2. A dish consisting of such tubes stuffed with meat, vegetables, or cheese and baked in a tomato or cream sauce.
[Italian, pl. beans and chicken broth. The beans aren't pulverized pul·ver·ize
v. pul·ver·ized, pul·ver·iz·ing, pul·ver·iz·es
1. To pound, crush, or grind to a powder or dust.
2. To demolish.
v.intr. but retain a pleasing coarseness. For the caprese ($12), the mozzarella moz·za·rel·la
A mild white Italian cheese that has a rubbery texture and is often eaten melted, as on pizza.
[Italian, diminutive of mozza, a cut, mozzarella, from mozzare, is creamy and flavorful, but the tomato was found to have a bland quality, as if picked up at a supermarket rather than a farmer's market.
For dessert (all $8), skip the chocolate decadence of the bacio -- "it's designed for an American palate," our waiter sniffed -- and opt instead for the subtle flavorings of the tartufo, which has a center of marsala and zabaglione ice cream surrounded by chocolate ice cream and carmelized hazelnut, and lightly dusted with cocoa powder. The tiramisu tir·a·mi·su
A dessert of cake infused with a liquid such as coffee or rum, layered with a rich cheese filling, and topped with grated chocolate. is homemade and infused with espresso -- plan on staying up awhile afterward.
At its best: Chef has a deft touch with shellfish, not overpowering it with the preparations.
Could be better: Crank up the printer for a nightly specials sheet.
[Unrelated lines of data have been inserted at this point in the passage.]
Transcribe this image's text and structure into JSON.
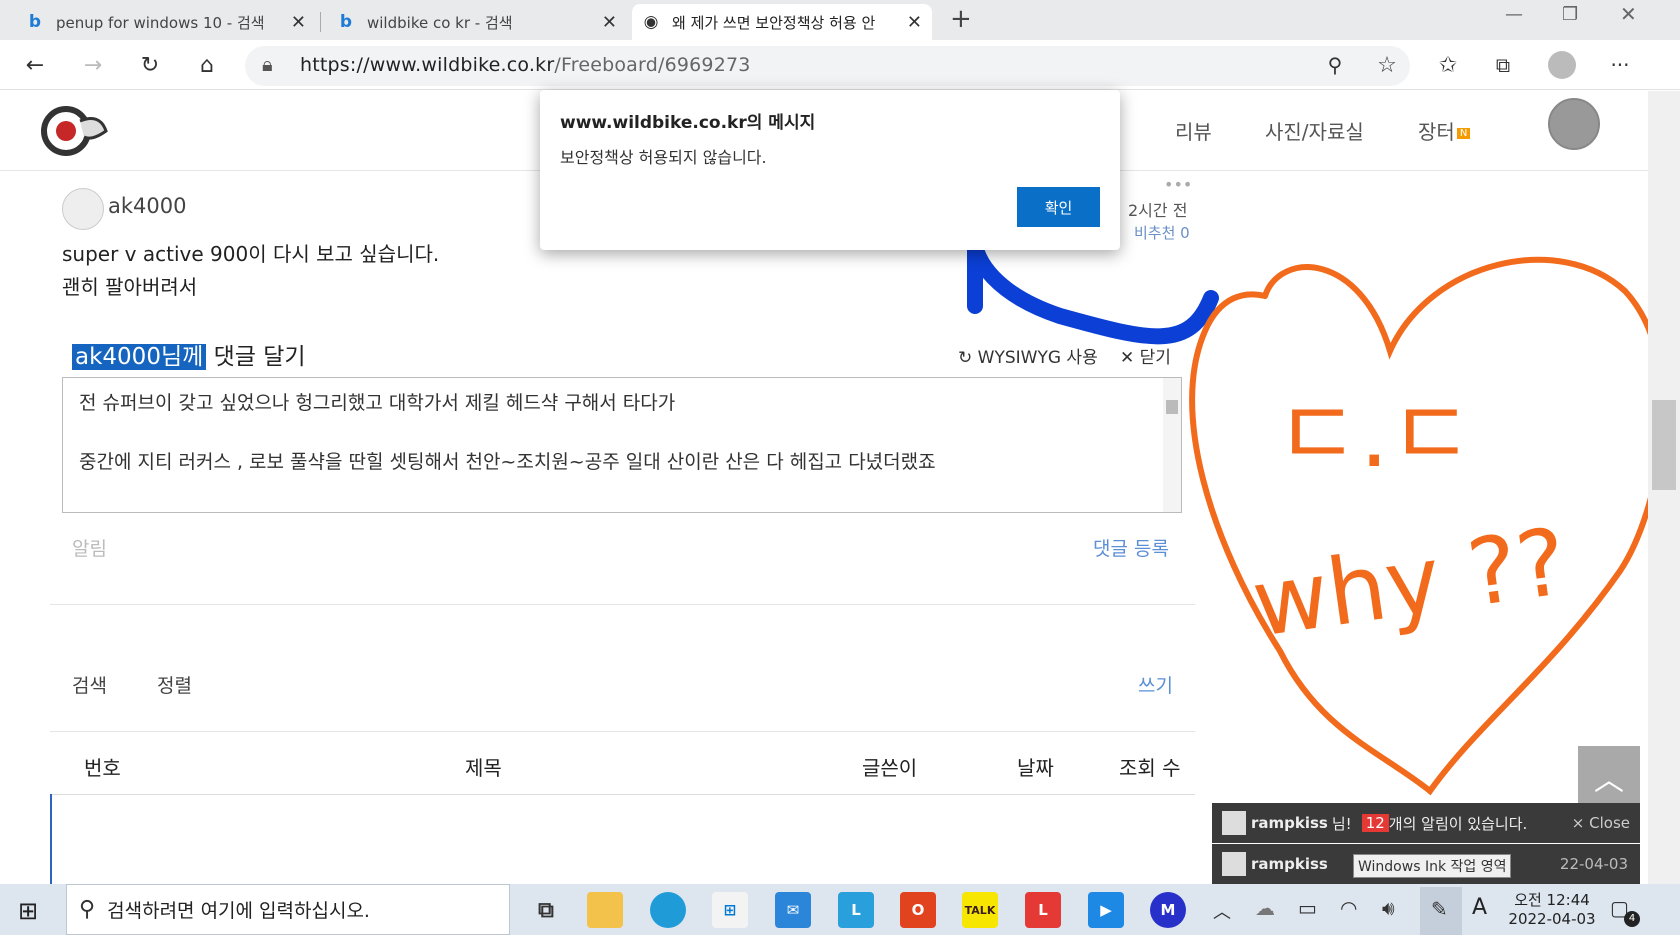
{
  "browser": {
    "tabs": [
      {
        "title": "penup for windows 10 - 검색"
      },
      {
        "title": "wildbike co kr - 검색"
      },
      {
        "title": "왜 제가 쓰면 보안정책상 허용 안"
      }
    ],
    "new_tab": "+",
    "url_host": "https://www.wildbike.co.kr",
    "url_path": "/Freeboard/6969273"
  },
  "site": {
    "nav": [
      "리뷰",
      "사진/자료실",
      "장터"
    ],
    "nav_badge": "N"
  },
  "post": {
    "author": "ak4000",
    "time": "2시간 전",
    "recommend": "비추천 0",
    "body_line1": "super v active 900이 다시 보고 싶습니다.",
    "body_line2": "괜히 팔아버려서"
  },
  "comment": {
    "target": "ak4000님께",
    "heading": "댓글 달기",
    "wysiwyg": "WYSIWYG 사용",
    "close": "닫기",
    "text_line1": "전 슈퍼브이 갖고 싶었으나 헝그리했고 대학가서 제킬 헤드샥 구해서 타다가",
    "text_line2": "중간에 지티 러커스 , 로보 풀샥을 딴힐 셋팅해서 천안~조치원~공주 일대 산이란 산은 다 헤집고 다녔더랬죠",
    "notify": "알림",
    "submit": "댓글 등록"
  },
  "list": {
    "search": "검색",
    "sort": "정렬",
    "write": "쓰기",
    "headers": [
      "번호",
      "제목",
      "글쓴이",
      "날짜",
      "조회 수"
    ]
  },
  "dialog": {
    "title": "www.wildbike.co.kr의 메시지",
    "message": "보안정책상 허용되지 않습니다.",
    "ok": "확인"
  },
  "annotation": {
    "line1": "ㄷ.ㄷ",
    "line2": "why ??"
  },
  "notifications": {
    "user": "rampkiss",
    "suffix_1": "님!",
    "count": "12",
    "message": "개의 알림이 있습니다.",
    "close": "× Close",
    "second_date": "22-04-03",
    "tooltip": "Windows Ink 작업 영역"
  },
  "taskbar": {
    "search_placeholder": "검색하려면 여기에 입력하십시오.",
    "time": "오전 12:44",
    "date": "2022-04-03",
    "ime": "A",
    "notif_count": "4"
  },
  "colors": {
    "accent": "#0a6fc7",
    "highlight": "#1565c0",
    "ink_blue": "#0b3fd6",
    "ink_orange": "#f26a1b"
  }
}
Customers' memories shouldn't be challenged to remember all the particulars of the long list of dishes.
>Details: 147 W. Channel Road, Santa Monica. Dinner nightly, 5:30 to 10 p.m. Monday through Thursday, 5:30 to 10:30 p.m. Saturday, 5 to 9:30 p.m. Sunday. (310) 459-8823; www.caffedelfini.com.
>Cost: Starters $6-$18.50, pastas $13.50 to $18.50, main courses $14 to $39, desserts $8.
>Noteworthy: There is an extreme street-parking crunch in this little neighborhood, so valet parking ($5) is a must. Delfini is a romantic place, with candles, white tablecloths, dim lights and prime tables in two window alcoves. But you'll need a flashlight (provided) to read the menu after the sun goes down. It can also get a bit noisy, what with tall ceilings and tile floors. The wine list leans heavily to Italian labels, and skews a bit high in price, with the standard bottle costing $40.
>Our rating: Two stars
Caffe Delfini, nestled in a canyon between Santa Monica and Pacific Palisades, is a comfortable Italian restaurant where the seafood and pasta are the featured players.
ERIC NOLAND>STAFF PHOTOGRAPHER